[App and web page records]
****************************************
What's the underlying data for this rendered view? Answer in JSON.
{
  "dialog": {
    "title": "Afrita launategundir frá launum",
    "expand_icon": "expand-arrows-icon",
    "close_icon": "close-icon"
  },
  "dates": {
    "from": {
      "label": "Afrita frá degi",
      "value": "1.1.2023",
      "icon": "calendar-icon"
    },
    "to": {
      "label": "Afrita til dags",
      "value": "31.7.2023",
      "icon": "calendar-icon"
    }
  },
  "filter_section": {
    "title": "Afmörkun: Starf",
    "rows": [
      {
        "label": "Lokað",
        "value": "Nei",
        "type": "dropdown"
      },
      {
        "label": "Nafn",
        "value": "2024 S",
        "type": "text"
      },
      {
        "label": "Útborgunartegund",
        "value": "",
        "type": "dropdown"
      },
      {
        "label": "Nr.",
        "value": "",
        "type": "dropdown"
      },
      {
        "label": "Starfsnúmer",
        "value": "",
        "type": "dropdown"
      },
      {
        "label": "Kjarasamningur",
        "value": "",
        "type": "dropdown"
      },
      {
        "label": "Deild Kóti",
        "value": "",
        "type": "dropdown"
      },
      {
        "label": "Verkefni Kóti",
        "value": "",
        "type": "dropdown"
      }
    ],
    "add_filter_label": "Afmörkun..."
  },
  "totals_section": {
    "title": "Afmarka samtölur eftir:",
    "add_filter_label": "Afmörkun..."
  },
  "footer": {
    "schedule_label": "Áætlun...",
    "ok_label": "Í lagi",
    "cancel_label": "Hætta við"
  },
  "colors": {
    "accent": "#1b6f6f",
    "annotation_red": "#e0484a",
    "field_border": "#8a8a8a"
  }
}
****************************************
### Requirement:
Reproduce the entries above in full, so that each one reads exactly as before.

### Response area:
What's the underlying data for this rendered view? Answer in JSON.
{
  "dialog": {
    "title": "Afrita launategundir frá launum",
    "expand_icon": "expand-arrows-icon",
    "close_icon": "close-icon"
  },
  "dates": {
    "from": {
      "label": "Afrita frá degi",
      "value": "1.1.2023",
      "icon": "calendar-icon"
    },
    "to": {
      "label": "Afrita til dags",
      "value": "31.7.2023",
      "icon": "calendar-icon"
    }
  },
  "filter_section": {
    "title": "Afmörkun: Starf",
    "rows": [
      {
        "label": "Lokað",
        "value": "Nei",
        "type": "dropdown"
      },
      {
        "label": "Nafn",
        "value": "2024 S",
        "type": "text"
      },
      {
        "label": "Útborgunartegund",
        "value": "",
        "type": "dropdown"
      },
      {
        "label": "Nr.",
        "value": "",
        "type": "dropdown"
      },
      {
        "label": "Starfsnúmer",
        "value": "",
        "type": "dropdown"
      },
      {
        "label": "Kjarasamningur",
        "value": "",
        "type": "dropdown"
      },
      {
        "label": "Deild Kóti",
        "value": "",
        "type": "dropdown"
      },
      {
        "label": "Verkefni Kóti",
        "value": "",
        "type": "dropdown"
      }
    ],
    "add_filter_label": "Afmörkun..."
  },
  "totals_section": {
    "title": "Afmarka samtölur eftir:",
    "add_filter_label": "Afmörkun..."
  },
  "footer": {
    "schedule_label": "Áætlun...",
    "ok_label": "Í lagi",
    "cancel_label": "Hætta við"
  },
  "colors": {
    "accent": "#1b6f6f",
    "annotation_red": "#e0484a",
    "field_border": "#8a8a8a"
  }
}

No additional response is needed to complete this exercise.